Charles Dickens: A Literary Luminary Whose Words Resonate at Chapter 101

 

In the rich tapestry of literary history, few names shine as brightly as Charles Dickens, a literary luminary whose words have left an indelible mark on the world of writing and society at large. As the proud custodians of timeless literature at Chapter 101, it's only fitting that we delve into the captivating writing style of Charles Dickens and explore the enduring impact he has had on both the literary world and the society he so masterfully depicted.

Charles Dickens: The Artisan of Words

Charles Dickens, born in 1812, emerged as a literary giant during the Victorian era, a period characterized by profound social and economic changes. His writing style, characterized by a potent blend of vivid characters, intricate plots, and social commentary, is a testament to his keen observation and deep empathy for the human condition.

One of Dickens's distinctive traits is his ability to create characters that are not merely figments of imagination but living, breathing entities that transcend the confines of the page. Whether it's the miserly Ebenezer Scrooge, the orphaned Oliver Twist, or the iconic characters from "A Tale of Two Cities," Dickens's characters are timeless archetypes that reflect the complexities of human nature.

Impact on the Literary World

Dickens's impact on the literary world is immeasurable. His works, such as "A Christmas Carol," "Great Expectations," and "David Copperfield," have become literary classics that continue to be studied, adapted, and cherished worldwide. His serialized novels, a popular format in the 19th century, not only engaged readers but also transformed the way novels were published and consumed.

Furthermore, Dickens's influence on other writers is palpable. Many authors, from George Eliot to Fyodor Dostoevsky, acknowledged his profound impact on their own writing styles and thematic explorations. His ability to merge compelling storytelling with social critique has set a precedent for generations of writers to come.

Social Commentary: Dickens as a Voice for the Voiceless

Beyond his contributions to literature, Dickens was a fervent advocate for social reform. His novels, often set against the backdrop of the Industrial Revolution and its consequences, shed light on the plight of the impoverished and marginalized. Dickens's compassionate portrayal of social issues, such as child labor, poverty, and injustice, sparked public awareness and contributed to important social reforms of the time.

In "Oliver Twist," Dickens vividly depicted the harsh realities faced by orphans, while "Hard Times" critiqued the dehumanizing effects of industrialization. Through his writing, Dickens became a voice for the voiceless, using his literary prowess to champion social justice and humanitarian causes.

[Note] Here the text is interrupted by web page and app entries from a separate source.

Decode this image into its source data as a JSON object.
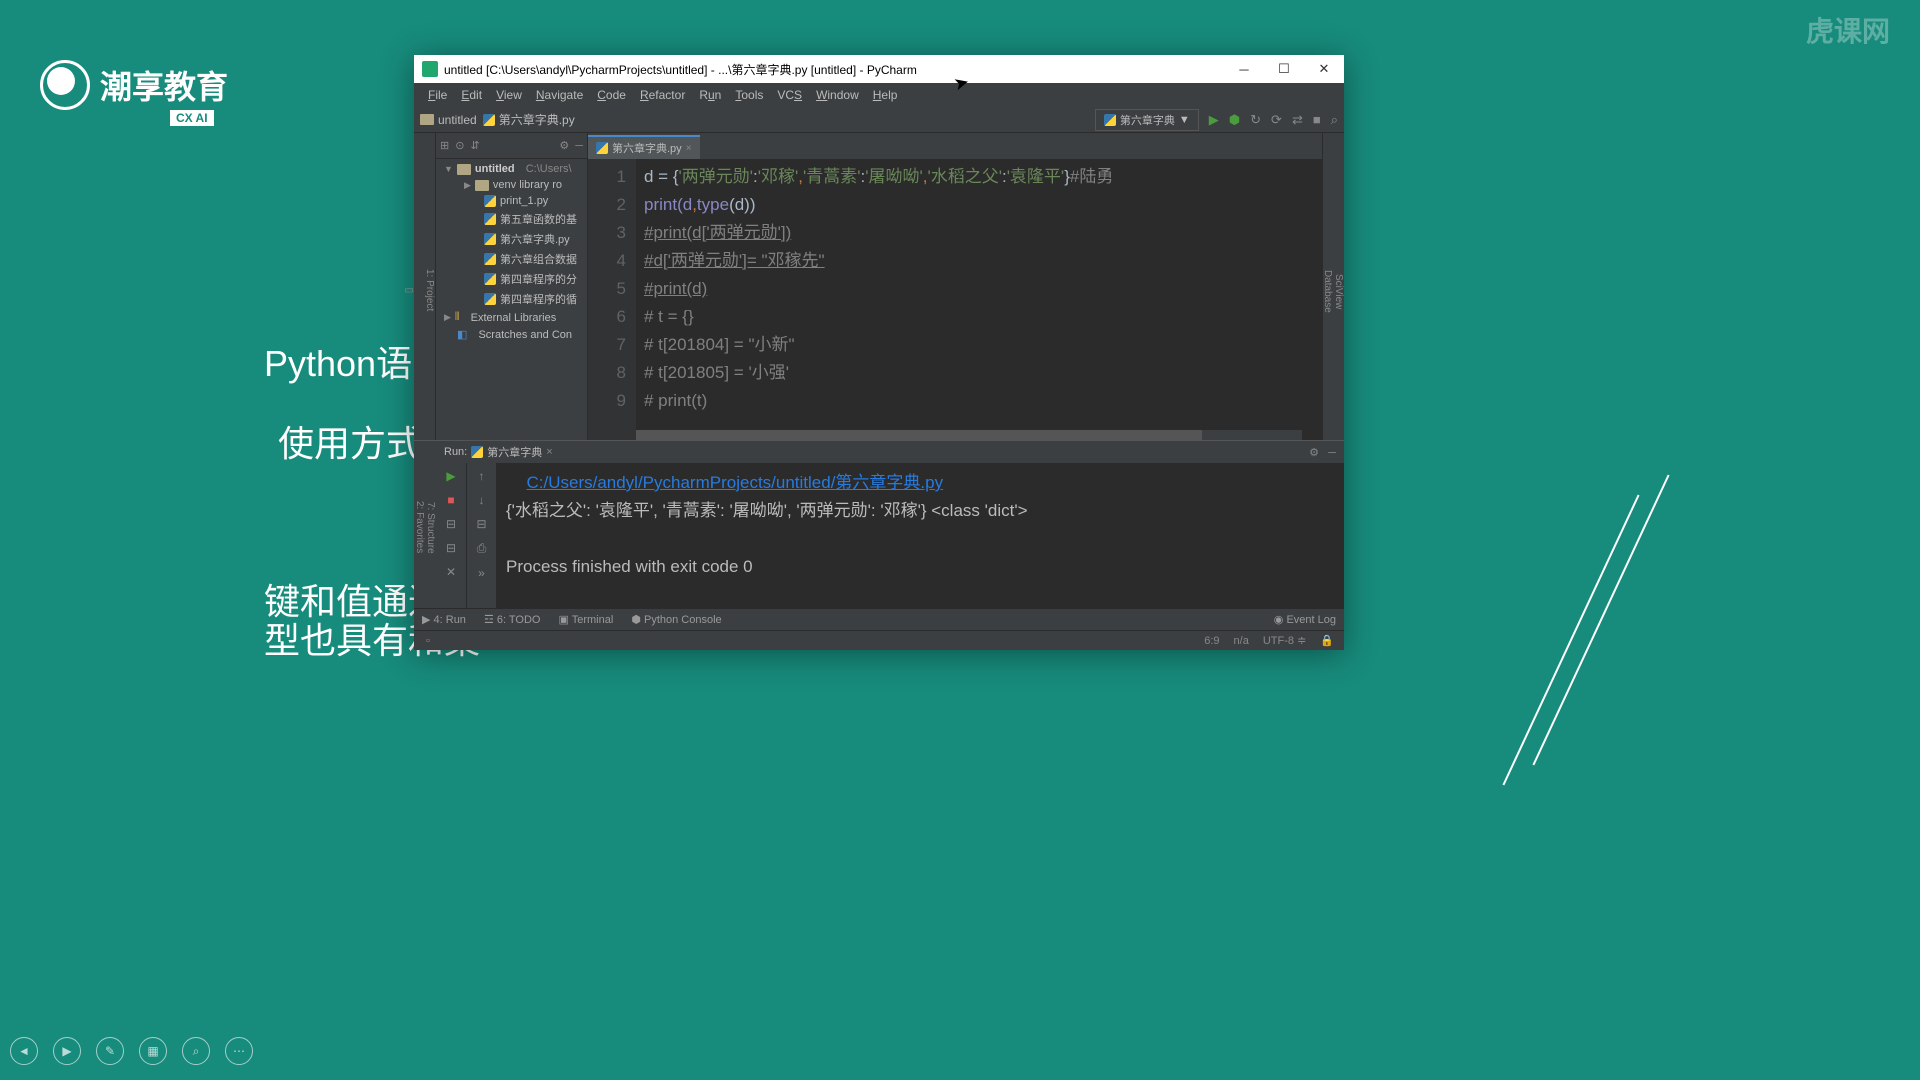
{
  "logo": {
    "brand": "潮享教育",
    "sub": "CX AI"
  },
  "watermark": "虎课网",
  "bg": {
    "t1": "Python语言",
    "t2": "使用方式：",
    "t3": "键和值通过冒",
    "t4": "型也具有和集"
  },
  "window": {
    "title": "untitled [C:\\Users\\andyl\\PycharmProjects\\untitled] - ...\\第六章字典.py [untitled] - PyCharm",
    "menu": [
      "File",
      "Edit",
      "View",
      "Navigate",
      "Code",
      "Refactor",
      "Run",
      "Tools",
      "VCS",
      "Window",
      "Help"
    ],
    "crumb1": "untitled",
    "crumb2": "第六章字典.py",
    "run_config": "第六章字典",
    "tab": "第六章字典.py",
    "tree": {
      "root": "untitled",
      "root_path": "C:\\Users\\",
      "venv": "venv library ro",
      "files": [
        "print_1.py",
        "第五章函数的基",
        "第六章字典.py",
        "第六章组合数据",
        "第四章程序的分",
        "第四章程序的循"
      ],
      "ext": "External Libraries",
      "scratch": "Scratches and Con"
    },
    "code": {
      "lines": [
        "1",
        "2",
        "3",
        "4",
        "5",
        "6",
        "7",
        "8",
        "9"
      ],
      "l1a": "d = {",
      "l1s1": "'两弹元勋'",
      "l1c": ":",
      "l1s2": "'邓稼'",
      "l1d": ",",
      "l1s3": "'青蒿素'",
      "l1e": ":",
      "l1s4": "'屠呦呦'",
      "l1f": ",",
      "l1s5": "'水稻之父'",
      "l1g": ":",
      "l1s6": "'袁隆平'",
      "l1h": "}",
      "l1cm": "#陆勇",
      "l2a": "print(d",
      "l2b": ",",
      "l2c": "type",
      "l2d": "(d))",
      "l3": "#print(d['两弹元勋'])",
      "l4": "#d['两弹元勋']= \"邓稼先\"",
      "l5": "#print(d)",
      "l6": "# t = {}",
      "l7": "# t[201804] = \"小新\"",
      "l8": "# t[201805] = '小强'",
      "l9": "# print(t)"
    },
    "run": {
      "label": "Run:",
      "tab": "第六章字典",
      "path": "C:/Users/andyl/PycharmProjects/untitled/第六章字典.py",
      "out": "{'水稻之父': '袁隆平', '青蒿素': '屠呦呦', '两弹元勋': '邓稼'} <class 'dict'>",
      "exit": "Process finished with exit code 0"
    },
    "bottom": {
      "run": "4: Run",
      "todo": "6: TODO",
      "term": "Terminal",
      "py": "Python Console",
      "ev": "Event Log"
    },
    "status": {
      "pos": "6:9",
      "na": "n/a",
      "enc": "UTF-8"
    },
    "rails": {
      "project": "1: Project",
      "structure": "7: Structure",
      "fav": "2: Favorites",
      "sci": "SciView",
      "db": "Database"
    }
  }
}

Legacy at Chapter 101

At Chapter 101, we proudly embrace Dickens's legacy, curating a selection of his timeless works for our discerning readers. From the nostalgic aroma of antique pages to the cozy corners where you can immerse yourself in Dickensian tales, our bookstore provides a haven for those seeking the magic of classic literature.

As we celebrate the enduring legacy of Charles Dickens, we invite you to explore his works at Chapter 101. Let the pages of "A Christmas Carol" transport you to Victorian London, or lose yourself in the intricate narratives of "Bleak House." Dickens's words, like a literary time machine, offer not only entertainment but a profound understanding of the human experience.

In conclusion, Charles Dickens remains an integral part of the literary canon, his writing style a beacon that continues to guide and inspire writers and readers alike. As we turn the pages of Dickens's works at Chapter 101, we pay homage to the literary craftsman whose impact echoes through time, reminding us of the power of words to shape societies and illuminate the human spirit.

Visit Chapter 101 to embark on a literary journey through the timeless works of Charles Dickens, where each page is a portal to another era and a testament to the enduring power of storytelling.